These ‘digital commons’ also referred to as digital public infrastructure (DPIs) are population scale systems on which the digital economy operates. Examples of DPIs include India’s Aadhaar and UPI, as well as Estonia’s X-Road. Digital solutions of various kinds which serve end-users’ needs in different contexts are typically built on top of these DPIs.
If the technology used to create these DPIs are ‘open’ (open source, open data, open standards, etc.), and are highly relevant for public good use-cases, they are referred to as Digital Public Goods (DPGs). Examples include the FHIR standard, Beckn protocol, DIVOC software.
The Open Digital Ecosystem (ODE) approach is an evolution of the DPI and DPG concepts, and gives equal primacy to the ‘non-tech’ layers of governance and community beyond these ‘tech layers’. Put simply, an ODE is an ecosystem of digital public infrastructure and digital public goods where the potential of technology is bolstered through institutional support, robust governance structures and sustained community engagement to provide citizen-centric services at speed and scale.
For instance, the GitHub portal, the Ayushman Bharat Digital Mission’s sandbox and the Open Source Initiative are some of the various avenues through which the community can collaborate and contribute to building of digital solutions.
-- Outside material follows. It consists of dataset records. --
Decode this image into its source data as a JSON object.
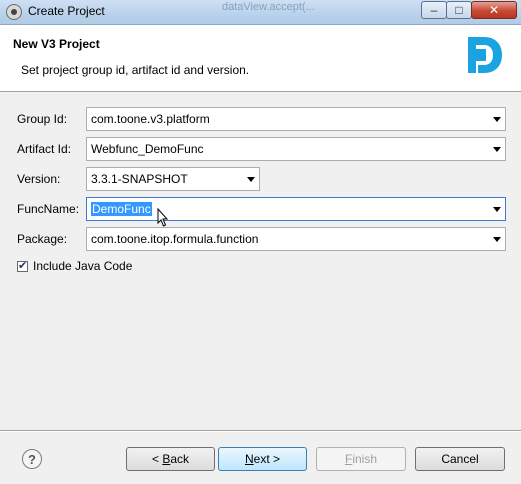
{
  "window": {
    "title": "Create Project",
    "background_text": "dataView.accept(..."
  },
  "banner": {
    "title": "New V3 Project",
    "description": "Set project group id, artifact id and version."
  },
  "form": {
    "group_id": {
      "label": "Group Id:",
      "value": "com.toone.v3.platform"
    },
    "artifact_id": {
      "label": "Artifact Id:",
      "value": "Webfunc_DemoFunc"
    },
    "version": {
      "label": "Version:",
      "value": "3.3.1-SNAPSHOT"
    },
    "func_name": {
      "label": "FuncName:",
      "value": "DemoFunc"
    },
    "package": {
      "label": "Package:",
      "value": "com.toone.itop.formula.function"
    },
    "include_java": {
      "label": "Include Java Code",
      "checked": true
    }
  },
  "buttons": {
    "help": "?",
    "back_prefix": "< ",
    "back_mnemonic": "B",
    "back_rest": "ack",
    "next_mnemonic": "N",
    "next_rest": "ext >",
    "finish_mnemonic": "F",
    "finish_rest": "inish",
    "cancel": "Cancel"
  },
  "colors": {
    "accent": "#3399ff",
    "logo": "#1aa3e0"
  }
}
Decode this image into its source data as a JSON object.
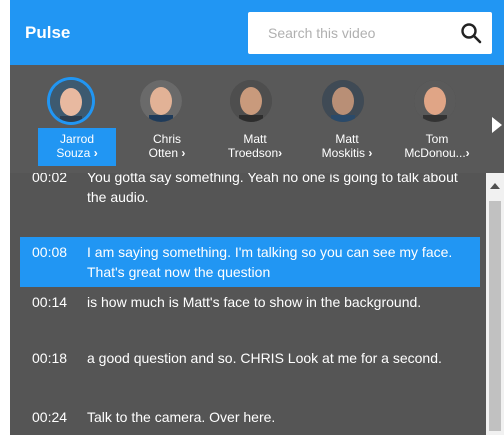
{
  "header": {
    "brand": "Pulse",
    "search_placeholder": "Search this video"
  },
  "speakers": [
    {
      "first": "Jarrod",
      "last": "Souza",
      "selected": true
    },
    {
      "first": "Chris",
      "last": "Otten",
      "selected": false
    },
    {
      "first": "Matt",
      "last": "Troedson",
      "selected": false
    },
    {
      "first": "Matt",
      "last": "Moskitis",
      "selected": false
    },
    {
      "first": "Tom",
      "last": "McDonou...",
      "selected": false
    }
  ],
  "transcript": [
    {
      "time": "00:02",
      "text": "You gotta say something. Yeah no one is going to talk about the audio."
    },
    {
      "time": "00:08",
      "text": "I am saying something. I'm talking so you can see my face. That's great now the question",
      "active": true
    },
    {
      "time": "00:14",
      "text": "is how much is Matt's face to show in the background."
    },
    {
      "time": "00:18",
      "text": "a good question and so. CHRIS Look at me for a second."
    },
    {
      "time": "00:24",
      "text": "Talk to the camera. Over here."
    }
  ],
  "colors": {
    "accent": "#2196f3",
    "panel": "#555555",
    "text": "#ffffff"
  }
}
On the other hand, institutions that provide robust governance frameworks for digital ecosystems include India’s National Health Authority and the multi-stakeholder ICANN Group.
In the ODE framing, the term ‘Open’ represents the openness that characterizes a participatory development process as well as the freedoms that stakeholders enjoy – to be able to easily, and at minimal cost, access, use and share technology - and the term ‘Ecosystem’ highlights the complementary elements that are needed to make digital interventions work for society’s well-being.